◆ WHAT IS REQUIRED ◆
From the entries that follow, copy each line in which "expand" appears.

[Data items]
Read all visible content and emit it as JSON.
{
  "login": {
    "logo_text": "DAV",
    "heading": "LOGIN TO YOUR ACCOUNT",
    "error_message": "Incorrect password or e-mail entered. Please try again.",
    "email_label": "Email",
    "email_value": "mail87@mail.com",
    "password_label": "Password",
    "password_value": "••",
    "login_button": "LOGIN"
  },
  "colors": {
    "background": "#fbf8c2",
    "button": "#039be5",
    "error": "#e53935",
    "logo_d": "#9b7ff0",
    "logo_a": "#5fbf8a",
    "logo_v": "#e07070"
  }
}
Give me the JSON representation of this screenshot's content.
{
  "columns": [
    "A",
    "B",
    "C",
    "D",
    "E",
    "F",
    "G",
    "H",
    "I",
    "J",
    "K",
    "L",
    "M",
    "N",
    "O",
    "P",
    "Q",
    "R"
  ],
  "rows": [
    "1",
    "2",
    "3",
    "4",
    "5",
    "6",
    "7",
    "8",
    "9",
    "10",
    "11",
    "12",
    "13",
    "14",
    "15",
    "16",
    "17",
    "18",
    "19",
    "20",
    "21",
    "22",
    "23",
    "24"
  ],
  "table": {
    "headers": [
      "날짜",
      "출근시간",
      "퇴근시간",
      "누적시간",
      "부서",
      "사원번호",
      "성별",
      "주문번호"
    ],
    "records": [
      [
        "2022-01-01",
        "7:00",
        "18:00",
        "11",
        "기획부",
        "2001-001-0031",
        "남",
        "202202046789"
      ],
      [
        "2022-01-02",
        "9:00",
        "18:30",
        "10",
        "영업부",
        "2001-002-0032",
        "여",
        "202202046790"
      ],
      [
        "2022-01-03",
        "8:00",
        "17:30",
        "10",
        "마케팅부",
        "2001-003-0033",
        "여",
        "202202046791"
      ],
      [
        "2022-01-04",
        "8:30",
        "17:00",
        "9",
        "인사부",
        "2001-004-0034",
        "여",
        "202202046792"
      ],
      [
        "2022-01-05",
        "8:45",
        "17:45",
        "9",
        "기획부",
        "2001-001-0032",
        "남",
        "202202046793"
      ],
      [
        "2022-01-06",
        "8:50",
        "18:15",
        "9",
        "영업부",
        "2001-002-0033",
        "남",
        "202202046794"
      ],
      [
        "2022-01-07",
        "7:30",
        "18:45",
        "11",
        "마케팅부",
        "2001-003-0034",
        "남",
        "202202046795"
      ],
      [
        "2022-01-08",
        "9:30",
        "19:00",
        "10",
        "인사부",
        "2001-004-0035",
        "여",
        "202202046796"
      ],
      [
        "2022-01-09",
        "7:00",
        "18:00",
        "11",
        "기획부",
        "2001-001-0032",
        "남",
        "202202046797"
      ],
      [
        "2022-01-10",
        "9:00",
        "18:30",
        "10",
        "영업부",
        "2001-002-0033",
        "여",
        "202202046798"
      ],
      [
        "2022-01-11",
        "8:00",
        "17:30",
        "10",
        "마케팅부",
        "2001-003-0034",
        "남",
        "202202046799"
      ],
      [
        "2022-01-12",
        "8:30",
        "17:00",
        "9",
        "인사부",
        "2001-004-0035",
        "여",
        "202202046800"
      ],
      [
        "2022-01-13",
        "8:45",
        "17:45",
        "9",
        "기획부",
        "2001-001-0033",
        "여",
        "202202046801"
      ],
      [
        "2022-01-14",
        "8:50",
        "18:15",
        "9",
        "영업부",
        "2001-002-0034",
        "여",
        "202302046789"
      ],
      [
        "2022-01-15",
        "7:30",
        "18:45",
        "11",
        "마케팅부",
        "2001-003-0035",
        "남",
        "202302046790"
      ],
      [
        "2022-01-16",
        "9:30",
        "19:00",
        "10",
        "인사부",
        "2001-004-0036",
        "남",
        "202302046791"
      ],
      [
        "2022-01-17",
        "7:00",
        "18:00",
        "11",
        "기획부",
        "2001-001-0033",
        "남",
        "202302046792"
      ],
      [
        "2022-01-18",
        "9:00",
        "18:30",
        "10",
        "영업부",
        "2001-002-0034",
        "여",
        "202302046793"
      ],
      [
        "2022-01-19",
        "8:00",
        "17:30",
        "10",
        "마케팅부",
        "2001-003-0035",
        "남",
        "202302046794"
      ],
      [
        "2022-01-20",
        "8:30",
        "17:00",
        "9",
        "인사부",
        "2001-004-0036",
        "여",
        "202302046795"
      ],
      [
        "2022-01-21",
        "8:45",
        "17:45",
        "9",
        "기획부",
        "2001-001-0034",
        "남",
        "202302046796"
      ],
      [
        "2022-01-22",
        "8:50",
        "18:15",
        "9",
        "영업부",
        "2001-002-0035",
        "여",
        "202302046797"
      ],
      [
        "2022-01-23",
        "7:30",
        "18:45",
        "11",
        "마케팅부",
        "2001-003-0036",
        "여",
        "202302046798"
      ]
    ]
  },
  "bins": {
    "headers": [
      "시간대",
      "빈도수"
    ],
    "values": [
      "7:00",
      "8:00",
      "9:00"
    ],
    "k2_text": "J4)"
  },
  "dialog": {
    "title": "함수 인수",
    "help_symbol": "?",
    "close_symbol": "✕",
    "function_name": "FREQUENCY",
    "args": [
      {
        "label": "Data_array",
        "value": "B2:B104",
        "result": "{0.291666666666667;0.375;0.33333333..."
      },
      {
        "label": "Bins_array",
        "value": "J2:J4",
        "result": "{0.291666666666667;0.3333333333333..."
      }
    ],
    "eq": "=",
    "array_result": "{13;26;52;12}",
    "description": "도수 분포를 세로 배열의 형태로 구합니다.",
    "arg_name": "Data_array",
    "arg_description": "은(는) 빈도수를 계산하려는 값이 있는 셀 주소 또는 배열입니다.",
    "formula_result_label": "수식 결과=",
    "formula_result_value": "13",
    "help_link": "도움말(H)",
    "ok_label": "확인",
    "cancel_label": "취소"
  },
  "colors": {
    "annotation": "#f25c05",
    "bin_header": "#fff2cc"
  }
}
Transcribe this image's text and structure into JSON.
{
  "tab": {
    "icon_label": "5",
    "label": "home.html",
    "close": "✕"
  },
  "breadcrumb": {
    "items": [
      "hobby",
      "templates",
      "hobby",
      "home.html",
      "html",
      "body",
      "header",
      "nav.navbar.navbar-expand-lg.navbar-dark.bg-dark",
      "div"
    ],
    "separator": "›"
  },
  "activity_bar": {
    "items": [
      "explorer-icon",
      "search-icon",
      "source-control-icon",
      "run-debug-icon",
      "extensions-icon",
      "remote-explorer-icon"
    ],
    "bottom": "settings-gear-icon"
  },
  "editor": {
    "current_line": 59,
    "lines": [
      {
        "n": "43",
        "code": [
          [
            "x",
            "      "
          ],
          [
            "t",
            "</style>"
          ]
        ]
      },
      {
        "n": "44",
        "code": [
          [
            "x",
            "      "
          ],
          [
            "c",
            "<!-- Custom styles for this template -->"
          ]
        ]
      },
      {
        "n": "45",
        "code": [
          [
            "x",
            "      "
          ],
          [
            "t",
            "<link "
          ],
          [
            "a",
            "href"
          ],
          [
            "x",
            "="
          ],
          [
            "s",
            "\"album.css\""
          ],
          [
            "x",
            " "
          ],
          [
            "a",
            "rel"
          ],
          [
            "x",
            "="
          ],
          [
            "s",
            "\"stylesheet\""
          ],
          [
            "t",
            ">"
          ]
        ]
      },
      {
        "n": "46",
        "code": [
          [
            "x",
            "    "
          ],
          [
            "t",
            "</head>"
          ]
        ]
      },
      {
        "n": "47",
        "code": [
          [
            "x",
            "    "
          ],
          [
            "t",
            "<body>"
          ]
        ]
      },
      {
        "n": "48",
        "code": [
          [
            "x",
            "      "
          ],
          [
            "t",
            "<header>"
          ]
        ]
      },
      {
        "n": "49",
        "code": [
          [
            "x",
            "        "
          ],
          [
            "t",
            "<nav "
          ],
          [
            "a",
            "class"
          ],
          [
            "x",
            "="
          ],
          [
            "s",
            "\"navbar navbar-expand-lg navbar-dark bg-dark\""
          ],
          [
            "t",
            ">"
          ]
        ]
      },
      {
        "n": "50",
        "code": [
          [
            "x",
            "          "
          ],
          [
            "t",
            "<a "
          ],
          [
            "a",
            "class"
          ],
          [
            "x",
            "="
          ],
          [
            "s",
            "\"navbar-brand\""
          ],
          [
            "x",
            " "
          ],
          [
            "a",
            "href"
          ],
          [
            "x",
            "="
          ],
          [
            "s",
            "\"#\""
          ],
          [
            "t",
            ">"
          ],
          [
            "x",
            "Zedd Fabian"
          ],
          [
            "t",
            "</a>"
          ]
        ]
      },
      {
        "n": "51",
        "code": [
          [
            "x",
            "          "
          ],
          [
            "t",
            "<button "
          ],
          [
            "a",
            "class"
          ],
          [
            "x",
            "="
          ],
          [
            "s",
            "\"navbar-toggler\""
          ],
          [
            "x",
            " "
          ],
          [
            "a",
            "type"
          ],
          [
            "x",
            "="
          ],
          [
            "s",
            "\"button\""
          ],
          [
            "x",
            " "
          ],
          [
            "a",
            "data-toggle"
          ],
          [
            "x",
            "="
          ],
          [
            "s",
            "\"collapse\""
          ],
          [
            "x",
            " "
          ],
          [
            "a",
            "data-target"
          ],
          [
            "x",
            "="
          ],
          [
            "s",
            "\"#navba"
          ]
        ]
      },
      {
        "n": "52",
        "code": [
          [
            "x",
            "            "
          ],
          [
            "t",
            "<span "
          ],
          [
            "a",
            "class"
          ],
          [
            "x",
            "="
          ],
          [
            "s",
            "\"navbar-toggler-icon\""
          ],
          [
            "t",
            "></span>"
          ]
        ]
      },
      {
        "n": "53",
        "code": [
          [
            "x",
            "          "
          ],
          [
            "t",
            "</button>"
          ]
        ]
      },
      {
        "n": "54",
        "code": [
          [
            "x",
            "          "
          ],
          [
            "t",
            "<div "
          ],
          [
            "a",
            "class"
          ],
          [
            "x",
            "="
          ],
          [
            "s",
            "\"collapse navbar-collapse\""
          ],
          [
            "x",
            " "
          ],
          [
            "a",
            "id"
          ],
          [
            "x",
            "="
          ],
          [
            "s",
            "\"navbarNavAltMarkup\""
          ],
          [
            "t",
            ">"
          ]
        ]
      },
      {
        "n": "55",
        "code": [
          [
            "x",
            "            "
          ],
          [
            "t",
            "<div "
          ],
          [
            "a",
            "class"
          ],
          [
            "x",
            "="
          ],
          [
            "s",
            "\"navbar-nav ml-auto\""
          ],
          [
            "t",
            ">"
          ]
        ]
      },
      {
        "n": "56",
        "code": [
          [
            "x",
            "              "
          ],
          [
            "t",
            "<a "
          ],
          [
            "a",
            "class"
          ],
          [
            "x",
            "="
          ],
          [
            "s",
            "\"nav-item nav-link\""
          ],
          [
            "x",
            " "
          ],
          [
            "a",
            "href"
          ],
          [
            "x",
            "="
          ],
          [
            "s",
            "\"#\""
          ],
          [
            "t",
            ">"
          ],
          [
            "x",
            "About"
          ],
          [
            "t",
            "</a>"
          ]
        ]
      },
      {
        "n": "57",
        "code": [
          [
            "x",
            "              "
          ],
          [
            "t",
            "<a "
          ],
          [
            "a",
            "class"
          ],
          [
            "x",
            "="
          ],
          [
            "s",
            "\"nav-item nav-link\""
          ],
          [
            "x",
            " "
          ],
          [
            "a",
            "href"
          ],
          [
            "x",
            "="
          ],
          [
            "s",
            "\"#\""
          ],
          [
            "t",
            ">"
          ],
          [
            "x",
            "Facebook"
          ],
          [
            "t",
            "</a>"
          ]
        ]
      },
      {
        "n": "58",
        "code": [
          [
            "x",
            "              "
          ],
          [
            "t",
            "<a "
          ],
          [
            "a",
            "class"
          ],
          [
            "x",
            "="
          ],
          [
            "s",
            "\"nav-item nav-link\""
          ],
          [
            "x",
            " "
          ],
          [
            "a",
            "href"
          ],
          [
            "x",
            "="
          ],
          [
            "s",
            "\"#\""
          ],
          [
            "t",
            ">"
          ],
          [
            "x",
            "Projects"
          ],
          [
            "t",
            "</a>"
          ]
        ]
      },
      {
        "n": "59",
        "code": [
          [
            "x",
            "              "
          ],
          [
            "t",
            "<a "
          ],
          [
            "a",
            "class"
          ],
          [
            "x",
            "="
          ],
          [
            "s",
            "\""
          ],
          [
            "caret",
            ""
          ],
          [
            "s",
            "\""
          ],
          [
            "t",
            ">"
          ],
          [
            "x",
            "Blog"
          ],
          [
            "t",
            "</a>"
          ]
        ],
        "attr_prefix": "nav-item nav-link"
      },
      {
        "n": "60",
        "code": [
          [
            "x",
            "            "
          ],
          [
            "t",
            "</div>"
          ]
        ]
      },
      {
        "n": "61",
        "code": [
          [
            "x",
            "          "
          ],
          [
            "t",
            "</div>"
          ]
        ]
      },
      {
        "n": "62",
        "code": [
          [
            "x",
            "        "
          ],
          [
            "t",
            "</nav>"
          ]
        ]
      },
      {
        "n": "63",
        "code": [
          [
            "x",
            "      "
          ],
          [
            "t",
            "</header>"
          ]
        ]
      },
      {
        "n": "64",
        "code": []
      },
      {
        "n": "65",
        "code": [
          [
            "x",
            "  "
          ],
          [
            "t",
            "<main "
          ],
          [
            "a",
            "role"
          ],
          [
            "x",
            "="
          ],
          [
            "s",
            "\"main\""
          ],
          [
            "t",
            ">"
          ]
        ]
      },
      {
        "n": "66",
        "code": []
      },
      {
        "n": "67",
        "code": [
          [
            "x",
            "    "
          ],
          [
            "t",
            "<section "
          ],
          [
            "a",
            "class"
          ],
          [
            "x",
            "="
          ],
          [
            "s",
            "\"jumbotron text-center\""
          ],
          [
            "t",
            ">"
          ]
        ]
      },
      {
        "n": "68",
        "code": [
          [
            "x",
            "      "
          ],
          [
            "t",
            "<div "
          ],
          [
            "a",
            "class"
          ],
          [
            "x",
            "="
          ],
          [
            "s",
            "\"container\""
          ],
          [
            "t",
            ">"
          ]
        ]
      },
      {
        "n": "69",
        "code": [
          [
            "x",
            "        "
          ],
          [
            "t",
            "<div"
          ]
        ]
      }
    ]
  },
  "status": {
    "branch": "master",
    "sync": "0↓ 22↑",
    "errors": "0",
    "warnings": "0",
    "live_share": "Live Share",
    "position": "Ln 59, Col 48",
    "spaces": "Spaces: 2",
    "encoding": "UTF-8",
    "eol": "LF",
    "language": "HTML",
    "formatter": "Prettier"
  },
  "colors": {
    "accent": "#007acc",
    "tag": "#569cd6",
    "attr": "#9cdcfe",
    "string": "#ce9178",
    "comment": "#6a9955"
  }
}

◆ EXPECTED ANSWER ◆
      "nav.navbar.navbar-expand-lg.navbar-dark.bg-dark",
            "\"navbar navbar-expand-lg navbar-dark bg-dark\""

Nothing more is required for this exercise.